774 ABC Melbourne
Simon Leo Brown
More Victorian households are being forced to choose between buying food and paying bills, according to a local welfare agency.
Stella Avramopolous is CEO of Kildonan UnitingCare, a community service organisation with offices in northern Melbourne, Shepparton and Cobram.
She said many of the people who contacted her organisation were being forced to choose between heating and eating.
"Thirty-two per cent of our clients are going without food, about 34 per cent are unable to heat their home, and about 83 per cent can't pay a bill on time," Ms Avramopolous told 774 ABC Melbourne's Rafael Epstein.
"I've certainly seen a trend over the last five years of those numbers increasing every year," she said.
Ms Avramopolous said the majority of those clients were families who were confronted by an unexpected problem, such as a death or illness, and found themselves unable to pay their bills.
She said those families "need some time and need a bit of a break" to sort out the issues they were juggling.
Reports suggest changes to energy hardship plans
The Kildonan experience is echoed in a new report from the Consumer Action Law Centre (CALC) titled Heat Or Eat.
There were more than twice as many gas disconnections and three-and-a-half times as many electricity disconnections in 2013/14 as there were in 2009/10, according to the CALC report.
The report tells the stories of six Victorians who have experienced being disconnected from their energy supplies by a gas or electricity retailer in the past year.
Some were victims of domestic violence caught in financial hardship, while others found themselves suddenly unable to pay bills due to an accident or illness.
One family found itself disconnected after the automatic bill payments they had set up stopped going through without their knowledge.

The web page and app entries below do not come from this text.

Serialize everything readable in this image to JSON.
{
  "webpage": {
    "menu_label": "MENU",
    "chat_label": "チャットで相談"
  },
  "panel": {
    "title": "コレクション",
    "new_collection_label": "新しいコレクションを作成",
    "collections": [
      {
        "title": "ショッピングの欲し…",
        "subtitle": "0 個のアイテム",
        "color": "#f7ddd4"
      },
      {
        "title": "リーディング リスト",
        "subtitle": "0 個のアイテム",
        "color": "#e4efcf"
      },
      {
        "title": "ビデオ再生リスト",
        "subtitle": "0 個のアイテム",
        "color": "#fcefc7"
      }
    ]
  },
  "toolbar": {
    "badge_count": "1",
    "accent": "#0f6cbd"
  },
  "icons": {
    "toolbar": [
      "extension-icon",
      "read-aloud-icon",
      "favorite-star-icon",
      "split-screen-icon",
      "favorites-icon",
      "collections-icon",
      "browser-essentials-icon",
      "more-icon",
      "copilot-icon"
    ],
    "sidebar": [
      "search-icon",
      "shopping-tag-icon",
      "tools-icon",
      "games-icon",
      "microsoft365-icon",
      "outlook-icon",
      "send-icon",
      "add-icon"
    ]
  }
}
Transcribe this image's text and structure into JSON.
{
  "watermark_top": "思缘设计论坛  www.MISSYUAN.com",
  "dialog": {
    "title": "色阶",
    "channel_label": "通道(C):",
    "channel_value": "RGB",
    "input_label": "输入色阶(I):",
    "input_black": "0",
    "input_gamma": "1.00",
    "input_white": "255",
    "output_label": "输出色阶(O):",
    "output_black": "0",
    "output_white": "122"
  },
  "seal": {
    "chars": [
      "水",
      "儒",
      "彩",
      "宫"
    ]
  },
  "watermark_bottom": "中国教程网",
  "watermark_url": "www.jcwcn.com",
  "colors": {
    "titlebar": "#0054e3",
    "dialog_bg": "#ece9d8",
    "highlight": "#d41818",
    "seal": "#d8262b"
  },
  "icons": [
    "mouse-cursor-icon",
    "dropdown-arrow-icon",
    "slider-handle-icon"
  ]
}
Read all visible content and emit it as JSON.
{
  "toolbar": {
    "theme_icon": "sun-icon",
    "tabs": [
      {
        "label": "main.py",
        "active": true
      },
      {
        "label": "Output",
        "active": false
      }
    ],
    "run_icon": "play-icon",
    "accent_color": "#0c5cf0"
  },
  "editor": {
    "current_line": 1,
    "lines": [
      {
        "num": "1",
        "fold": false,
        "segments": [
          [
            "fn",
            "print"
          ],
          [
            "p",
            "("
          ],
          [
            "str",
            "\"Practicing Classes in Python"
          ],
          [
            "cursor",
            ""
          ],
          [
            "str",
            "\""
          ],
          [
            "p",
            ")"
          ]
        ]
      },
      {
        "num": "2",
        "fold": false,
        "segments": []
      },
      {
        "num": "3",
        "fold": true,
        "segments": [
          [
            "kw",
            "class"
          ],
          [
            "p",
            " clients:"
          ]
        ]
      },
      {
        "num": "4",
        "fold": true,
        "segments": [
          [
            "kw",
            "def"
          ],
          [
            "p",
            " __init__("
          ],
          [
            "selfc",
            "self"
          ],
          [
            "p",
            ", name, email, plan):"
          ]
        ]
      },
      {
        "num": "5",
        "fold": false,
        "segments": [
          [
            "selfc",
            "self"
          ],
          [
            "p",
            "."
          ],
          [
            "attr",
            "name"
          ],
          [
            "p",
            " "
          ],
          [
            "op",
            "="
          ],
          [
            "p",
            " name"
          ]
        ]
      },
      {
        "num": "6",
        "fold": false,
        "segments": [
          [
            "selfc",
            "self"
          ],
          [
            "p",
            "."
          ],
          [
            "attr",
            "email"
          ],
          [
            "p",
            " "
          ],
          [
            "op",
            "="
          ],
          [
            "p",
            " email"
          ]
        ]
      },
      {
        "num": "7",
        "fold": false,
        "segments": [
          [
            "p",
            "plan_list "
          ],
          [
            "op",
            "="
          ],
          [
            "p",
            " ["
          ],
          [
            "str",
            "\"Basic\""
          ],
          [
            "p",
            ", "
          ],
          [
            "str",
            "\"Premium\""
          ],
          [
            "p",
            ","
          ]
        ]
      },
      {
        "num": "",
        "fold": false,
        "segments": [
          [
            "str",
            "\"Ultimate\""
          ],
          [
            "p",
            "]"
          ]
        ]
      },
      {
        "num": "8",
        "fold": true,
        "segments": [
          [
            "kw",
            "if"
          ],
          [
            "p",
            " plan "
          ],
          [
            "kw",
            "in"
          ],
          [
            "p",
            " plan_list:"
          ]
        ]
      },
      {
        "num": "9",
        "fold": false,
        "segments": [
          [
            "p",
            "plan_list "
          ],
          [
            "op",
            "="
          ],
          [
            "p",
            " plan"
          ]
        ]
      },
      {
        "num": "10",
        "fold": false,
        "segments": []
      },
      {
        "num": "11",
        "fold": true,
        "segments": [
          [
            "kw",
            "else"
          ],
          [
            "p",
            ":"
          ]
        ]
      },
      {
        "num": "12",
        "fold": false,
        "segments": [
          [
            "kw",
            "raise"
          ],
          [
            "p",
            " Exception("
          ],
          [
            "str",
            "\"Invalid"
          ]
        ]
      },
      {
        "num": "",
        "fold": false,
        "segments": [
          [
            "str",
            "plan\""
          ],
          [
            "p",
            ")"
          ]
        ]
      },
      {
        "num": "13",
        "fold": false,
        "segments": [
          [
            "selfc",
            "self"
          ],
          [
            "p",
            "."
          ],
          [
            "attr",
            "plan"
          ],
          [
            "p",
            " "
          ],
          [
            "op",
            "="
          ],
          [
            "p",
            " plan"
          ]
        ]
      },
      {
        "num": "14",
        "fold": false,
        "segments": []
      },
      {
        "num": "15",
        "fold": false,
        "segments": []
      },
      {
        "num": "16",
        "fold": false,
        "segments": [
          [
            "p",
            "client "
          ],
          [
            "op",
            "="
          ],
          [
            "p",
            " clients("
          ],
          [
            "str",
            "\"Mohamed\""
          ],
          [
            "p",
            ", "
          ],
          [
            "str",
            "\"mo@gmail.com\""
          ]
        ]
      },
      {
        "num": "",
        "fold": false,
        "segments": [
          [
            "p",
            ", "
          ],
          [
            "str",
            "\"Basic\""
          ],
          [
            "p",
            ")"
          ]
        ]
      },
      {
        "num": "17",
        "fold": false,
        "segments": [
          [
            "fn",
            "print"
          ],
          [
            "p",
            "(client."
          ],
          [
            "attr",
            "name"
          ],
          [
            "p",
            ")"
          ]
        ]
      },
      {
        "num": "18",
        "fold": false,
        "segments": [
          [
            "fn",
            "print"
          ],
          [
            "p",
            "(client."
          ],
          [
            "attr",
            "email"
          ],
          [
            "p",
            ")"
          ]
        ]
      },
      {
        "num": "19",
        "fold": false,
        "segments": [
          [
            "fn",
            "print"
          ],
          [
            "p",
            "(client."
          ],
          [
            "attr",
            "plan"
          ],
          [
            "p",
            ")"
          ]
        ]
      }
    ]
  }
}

The CALC report was prepared as a submission to the Victorian Essential Services Commission's (ESC) Financial Hardship Inquiry, which released its draft report into the financial hardship programs of energy retailers on Monday.
Current legislation requires energy retailers to have a financial hardship policy, and the Energy Retail Code specifies standards for those policies.
However the ESC's draft report notes that efforts by energy retailers to identify and assist customers experiencing hardship have been "hit and miss".
The draft report recommends allowing customers to initiate a payment plan if they foresee themselves having difficulty paying their bill.
It also recommends retailers be required to offer a tailored payment plan if a customer misses payments on the standard payment plans.
The so-called Active Assistance Plan would include analysing the customer's energy use to provide personalised advice on how to reduce the customer's energy consumption.
Written submissions in response to the ESC's Financial Hardship Inquiry draft report are due by October 2, and the commission will hold public meetings about its proposals this month in Dandenong, Moonee Ponds, Wangaratta, Horsham, Bendigo and Traralgon.
Under the ESC's proposed framework retailers would still be able to disconnect customers who did not pay their bill and did not respond to attempts by the retailer to contact them within 28 days.
But CALC said the decision to disconnect a customer should be made by an independent panel or arbiter.
'CareRing' trial offers help with underlying problems
Ms Avramopolous said energy retailers needed to realise that standard financial hardship plans were "often unrealistic for the consumer".
"We do need to ensure that energy companies are doing a lot better in the way that they're ... enacting their hardship policies," she said.
Kildonan is one year into a two-year pilot program where people having difficulties paying their bills are offered a range of help and advice to deal with the underlying problems causing those difficulties.
The program, called CareRing, helps people access services such as financial advice, housing and drug and alcohol programs, as well as providing advice on how to reduce their energy and water usage.
The trial is open to customers of ANZ, Western Water, South East Water and Yarra Valley Water, and has so far helped around 1,500 people in 700 households.
Ms Avramopolous said people experiencing financial difficulty should contact their electricity and gas providers before their energy bill was due.
"We want to encourage consumers to talk to their energy retailers as soon as possible," she said.